I am willing to bet that most people do not like stinging nettles unless they like to harvest them to eat in the spring. I am even more sure that people would not consider having a few stinging nettles in their garden. However, if you like butterflies and would love to see more of them, perhaps you should reconsider.
Stinging nettles are the preferred food for the larvae (caterpillars) of several species of butterflies including Satyr Anglewings, Milbert’s Tortoiseshells and Red Admirals. The caterpillars may also bind the edges of the leaves together to form a protective tunnel against predators.
Tina Portman is growing a garden designed to attract native insects and other animals. This year she was thrilled to discover caterpillars foraging on the stinging nettles. One day the caterpillars had left the nettles and after a brief search Tina found two chrysalises (pupal cases) hanging on the house close by. After a while, one of the pupae turned dark and the adult butterfly (a Satyr Anglewing) emerged. This is one of the most common butterflies throughout BC. Notice the jagged edges of the wings and the white comma shape on the back of the closed lower wing (see photo). After a short period drying out and hardening, the wings opened to reveal the pretty orange-brown and black markings and the butterfly flew away (see photo).
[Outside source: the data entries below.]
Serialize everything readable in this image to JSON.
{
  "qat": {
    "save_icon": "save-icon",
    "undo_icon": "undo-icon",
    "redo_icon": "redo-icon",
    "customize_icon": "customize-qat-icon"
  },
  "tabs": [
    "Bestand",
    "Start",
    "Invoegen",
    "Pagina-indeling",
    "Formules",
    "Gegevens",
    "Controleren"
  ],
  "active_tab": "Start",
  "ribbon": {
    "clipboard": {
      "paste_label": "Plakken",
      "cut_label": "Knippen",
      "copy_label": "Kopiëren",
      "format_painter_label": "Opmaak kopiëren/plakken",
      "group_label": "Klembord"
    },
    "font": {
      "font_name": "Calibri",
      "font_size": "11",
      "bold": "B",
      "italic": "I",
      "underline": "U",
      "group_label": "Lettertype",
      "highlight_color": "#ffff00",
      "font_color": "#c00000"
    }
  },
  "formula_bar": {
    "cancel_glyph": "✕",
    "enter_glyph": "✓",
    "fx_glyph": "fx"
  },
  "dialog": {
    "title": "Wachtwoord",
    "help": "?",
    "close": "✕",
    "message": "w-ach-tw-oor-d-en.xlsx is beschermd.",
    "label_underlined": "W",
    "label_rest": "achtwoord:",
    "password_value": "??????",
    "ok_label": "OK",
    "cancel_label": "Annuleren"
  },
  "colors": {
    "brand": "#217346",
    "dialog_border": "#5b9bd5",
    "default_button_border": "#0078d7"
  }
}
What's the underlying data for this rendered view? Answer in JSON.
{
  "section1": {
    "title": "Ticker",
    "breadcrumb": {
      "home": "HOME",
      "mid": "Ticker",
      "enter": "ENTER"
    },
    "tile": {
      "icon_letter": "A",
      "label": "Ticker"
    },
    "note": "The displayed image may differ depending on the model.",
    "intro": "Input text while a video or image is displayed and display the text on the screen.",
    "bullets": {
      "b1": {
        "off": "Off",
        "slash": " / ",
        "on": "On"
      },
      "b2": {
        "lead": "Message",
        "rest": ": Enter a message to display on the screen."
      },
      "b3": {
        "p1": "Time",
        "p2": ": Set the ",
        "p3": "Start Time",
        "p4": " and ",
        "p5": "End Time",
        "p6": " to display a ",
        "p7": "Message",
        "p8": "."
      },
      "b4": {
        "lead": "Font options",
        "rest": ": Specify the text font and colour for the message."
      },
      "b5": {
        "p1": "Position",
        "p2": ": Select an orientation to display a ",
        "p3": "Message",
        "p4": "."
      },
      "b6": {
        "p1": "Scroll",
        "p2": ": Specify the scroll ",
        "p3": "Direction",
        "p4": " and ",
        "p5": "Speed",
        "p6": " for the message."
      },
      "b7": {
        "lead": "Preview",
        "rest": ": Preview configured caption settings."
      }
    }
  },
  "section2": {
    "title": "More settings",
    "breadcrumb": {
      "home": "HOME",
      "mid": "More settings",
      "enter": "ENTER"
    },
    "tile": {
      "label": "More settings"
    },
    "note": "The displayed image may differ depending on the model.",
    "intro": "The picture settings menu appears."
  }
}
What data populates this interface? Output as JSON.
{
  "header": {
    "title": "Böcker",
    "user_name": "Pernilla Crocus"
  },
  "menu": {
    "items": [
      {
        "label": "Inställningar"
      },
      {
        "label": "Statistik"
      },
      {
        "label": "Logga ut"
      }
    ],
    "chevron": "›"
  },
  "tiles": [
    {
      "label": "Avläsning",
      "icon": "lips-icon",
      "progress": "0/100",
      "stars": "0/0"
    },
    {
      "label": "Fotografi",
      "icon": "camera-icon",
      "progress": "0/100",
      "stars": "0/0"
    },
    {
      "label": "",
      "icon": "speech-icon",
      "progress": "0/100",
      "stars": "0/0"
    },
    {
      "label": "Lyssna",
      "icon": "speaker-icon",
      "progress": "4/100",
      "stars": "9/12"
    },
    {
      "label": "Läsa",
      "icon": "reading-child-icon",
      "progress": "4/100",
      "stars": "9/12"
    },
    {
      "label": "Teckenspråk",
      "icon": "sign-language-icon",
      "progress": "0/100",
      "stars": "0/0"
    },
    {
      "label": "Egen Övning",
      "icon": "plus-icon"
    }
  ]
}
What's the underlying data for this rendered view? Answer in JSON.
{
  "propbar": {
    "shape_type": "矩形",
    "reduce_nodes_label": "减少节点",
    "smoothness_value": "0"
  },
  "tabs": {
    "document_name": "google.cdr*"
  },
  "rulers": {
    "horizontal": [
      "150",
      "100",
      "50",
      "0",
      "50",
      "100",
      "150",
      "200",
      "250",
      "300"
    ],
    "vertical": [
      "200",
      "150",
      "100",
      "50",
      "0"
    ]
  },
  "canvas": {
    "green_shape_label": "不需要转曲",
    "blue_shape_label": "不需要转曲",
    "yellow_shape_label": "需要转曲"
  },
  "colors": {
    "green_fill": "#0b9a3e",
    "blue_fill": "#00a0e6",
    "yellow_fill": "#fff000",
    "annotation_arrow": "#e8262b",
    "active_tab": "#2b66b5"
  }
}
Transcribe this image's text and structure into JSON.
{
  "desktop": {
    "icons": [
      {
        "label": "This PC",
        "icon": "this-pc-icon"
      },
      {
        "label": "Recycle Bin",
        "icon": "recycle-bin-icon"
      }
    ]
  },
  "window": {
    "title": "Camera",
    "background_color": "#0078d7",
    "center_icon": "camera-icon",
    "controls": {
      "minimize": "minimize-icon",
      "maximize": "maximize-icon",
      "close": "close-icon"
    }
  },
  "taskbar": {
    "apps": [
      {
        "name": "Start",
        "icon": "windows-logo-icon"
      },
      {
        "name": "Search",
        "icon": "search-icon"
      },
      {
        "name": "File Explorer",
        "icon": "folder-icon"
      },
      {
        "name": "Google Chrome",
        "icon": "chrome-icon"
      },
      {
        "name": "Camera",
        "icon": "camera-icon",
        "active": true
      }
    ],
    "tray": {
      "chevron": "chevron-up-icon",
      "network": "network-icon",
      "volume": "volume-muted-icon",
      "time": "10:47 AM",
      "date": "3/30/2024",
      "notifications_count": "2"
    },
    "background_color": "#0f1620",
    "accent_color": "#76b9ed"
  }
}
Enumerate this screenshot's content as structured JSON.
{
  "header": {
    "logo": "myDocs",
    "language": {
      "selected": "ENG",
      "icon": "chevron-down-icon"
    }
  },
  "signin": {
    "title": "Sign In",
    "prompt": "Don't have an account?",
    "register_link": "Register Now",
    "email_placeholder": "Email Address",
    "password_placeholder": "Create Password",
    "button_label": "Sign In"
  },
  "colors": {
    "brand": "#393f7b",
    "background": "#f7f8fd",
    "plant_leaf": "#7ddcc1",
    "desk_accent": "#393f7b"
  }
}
The Satyr Angelwings that emerge in July do not usually lay eggs but tend to hibernate and over winter as adults in woody debris, old tree stumps, crawl spaces, and outbuildings. They are one of the first butterflies to appear in the early spring as they search for a patch of stinging nettles on which to lay their eggs.
Adult butterflies consume flower nectar as an energy source and are important for pollination.
People are urged to leave patches of nettles, especially in suburban areas, to encourage more of these butterflies.